International Business Festival 2018: What’s in it for North West firms?
Liverpool is preparing to welcome global delegations and high profile business leaders to its third International Business Festival. Before Exhibition Centre Liverpool is transformed into a hub for networking, knowledge sharing and negotiating from 12-28 June, festival chairman Max Steinberg CBE tells Move Commercial what’s in it for North West firms.
Interview by Natasha Young
How has the International Business Festival changed and progressed for 2018?
Max Steinberg: The 2014 and 2016 festivals facilitated more than half a billion pounds in additional trade and investment for the UK. It’s been a very strong start but we want to go further.
The most important area of change and progress for 2018 is the sector-specific focus of our programme. Each of the festival’s nine days will feature a different high-growth industry exploring the opportunities and challenges for business.
The North West is a recognised global centre of excellence for all the sectors, from health and life sciences to sustainable energy to creative industries.
The idea is that, as well as providing companies with the space and support they need, the festival can also act as a platform for the region to show off its assets to a global audience.
What are your aims and expectations for this year’s festival when it comes to visitor numbers and its economic boost for the region?
MS: The 2016 International Business Festival injected around £3 million into the Liverpool City Region visitor economy but the impact goes much further. Thousands of jobs and tens of millions of pounds of new business for regional companies all delivered since our launch in 2014.
We’re expecting around 27,000 visits over the three weeks across the main festival and the third-party conferences we’re hosting, including the World Forum for Foreign Direct Investment and major global women’s entrepreneurialism expo SheTrades.

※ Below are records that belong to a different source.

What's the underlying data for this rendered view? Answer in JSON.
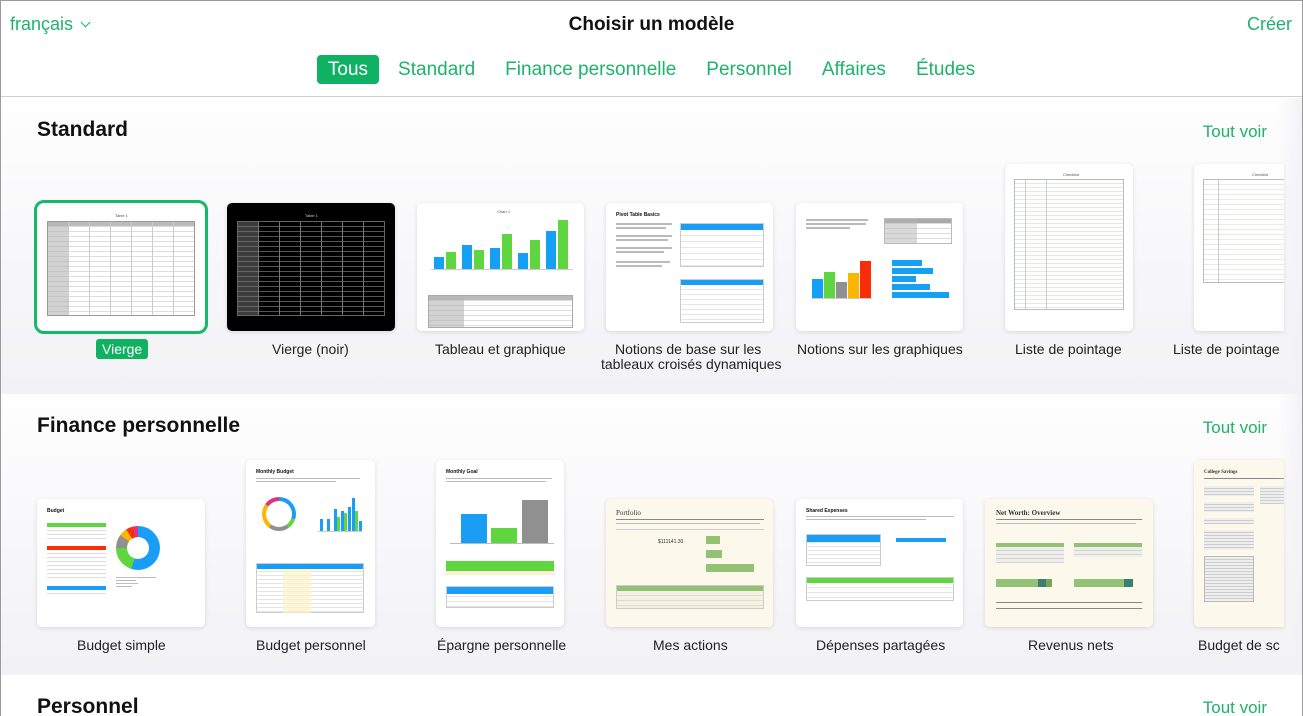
{
  "header": {
    "language": "français",
    "title": "Choisir un modèle",
    "create_label": "Créer",
    "tabs": [
      {
        "label": "Tous",
        "active": true
      },
      {
        "label": "Standard",
        "active": false
      },
      {
        "label": "Finance personnelle",
        "active": false
      },
      {
        "label": "Personnel",
        "active": false
      },
      {
        "label": "Affaires",
        "active": false
      },
      {
        "label": "Études",
        "active": false
      }
    ]
  },
  "accent_color": "#1db36b",
  "sections": [
    {
      "title": "Standard",
      "see_all": "Tout voir",
      "templates": [
        {
          "label": "Vierge",
          "selected": true,
          "thumb_title": "Table 1"
        },
        {
          "label": "Vierge (noir)",
          "selected": false,
          "thumb_title": "Table 1"
        },
        {
          "label": "Tableau et graphique",
          "selected": false,
          "thumb_title": "Chart 1"
        },
        {
          "label_line1": "Notions de base sur les",
          "label_line2": "tableaux croisés dynamiques",
          "selected": false,
          "thumb_title": "Pivot Table Basics"
        },
        {
          "label": "Notions sur les graphiques",
          "selected": false
        },
        {
          "label": "Liste de pointage",
          "selected": false,
          "thumb_title": "Checklist"
        },
        {
          "label": "Liste de pointage",
          "selected": false,
          "thumb_title": "Checklist"
        }
      ]
    },
    {
      "title": "Finance personnelle",
      "see_all": "Tout voir",
      "templates": [
        {
          "label": "Budget simple",
          "thumb_title": "Budget"
        },
        {
          "label": "Budget personnel",
          "thumb_title": "Monthly Budget"
        },
        {
          "label": "Épargne personnelle",
          "thumb_title": "Monthly Goal"
        },
        {
          "label": "Mes actions",
          "thumb_title": "Portfolio",
          "thumb_value": "$111141.30"
        },
        {
          "label": "Dépenses partagées",
          "thumb_title": "Shared Expenses"
        },
        {
          "label": "Revenus nets",
          "thumb_title": "Net Worth: Overview"
        },
        {
          "label": "Budget de sc",
          "thumb_title": "College Savings"
        }
      ]
    },
    {
      "title": "Personnel",
      "see_all": "Tout voir"
    }
  ]
}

This magic combination of global industry professionals and UK business leaders coming together at the festival produces the results for which we’re known. The potential really is enormous.
Is the fact that this year’s festival coincides with the Liverpool 2018 celebrations expected to have any impact?
MS: We’ve been working closely with our colleagues across the city to make sure the festival is an integral part of this year’s celebrations. Being named 2008 European Capital of Culture was a huge catalyst for Liverpool’s resurgence and regeneration, and it’s one of the reasons we’re in the position to host a major international event like the International Business Festival.
We might not seem, at first glance, like an obvious fit for a cultural calendar but we’re not your standard business conference.
Our creative lead – former Southbank Centre artistic director Jude Kelly – has dubbed us the ‘Glastonbury for business’, and designer Wayne Hemingway has been tasked with giving our festival floor an attractive, engaging look and feel.
One of Liverpool 2018’s summer campaigns will focus on the Future World of Work and our keynotes for each day have been programmed on this theme, with industry-leading headline speakers like ARM Holdings CEO Simon Segars presenting their vision of work and business in an age of rapid technological change.
Who do you consider the International Business Festival to be for?
MS: The primary audience is business leaders from small and medium sized firms who are looking to make connections and access the expertise they need to grow their business – whether that’s about unlocking funding or exploring new global markets.
Really though, the festival is for anyone interested in the future of business.
There’s practical advice and guidance but also thought-provoking presentations by high-profile speakers like CBI director general Carolyn Fairbairn, Cherie Blair or Lord Karan Bilimoria. You’ll also be able to see and interact with the best cutting edge British technology in the UK Innovation Hub.
The festival attracts delegates from around the world, but why should North West business people attend?
MS: Precisely for this reason. The world will be in Liverpool for three weeks in June, and North West companies need to take advantage.
My team and I have been travelling internationally, signing up delegations to attend this festival for more than a year now. The appetite from overseas firms to connect and trade with companies in the region is huge.
Merseyside, Cheshire and Greater Manchester businesses will find their next global buyer, supplier or investor at the festival.
How would you advise businesses of any size to get the most out of the festival?
MS: One chief executive of a Cheshire-based firm recently told me they thought of the festival as a ‘one-stop shop’ for business, and that’s absolutely right.
When you register to attend, you create a profile in our ‘Festival Connect’ online system allowing you to connect with other delegates and fill their diary with appointments, meetings and presentations.
You’ll be able to make connections and receive expert advice it might otherwise take you months or years to access.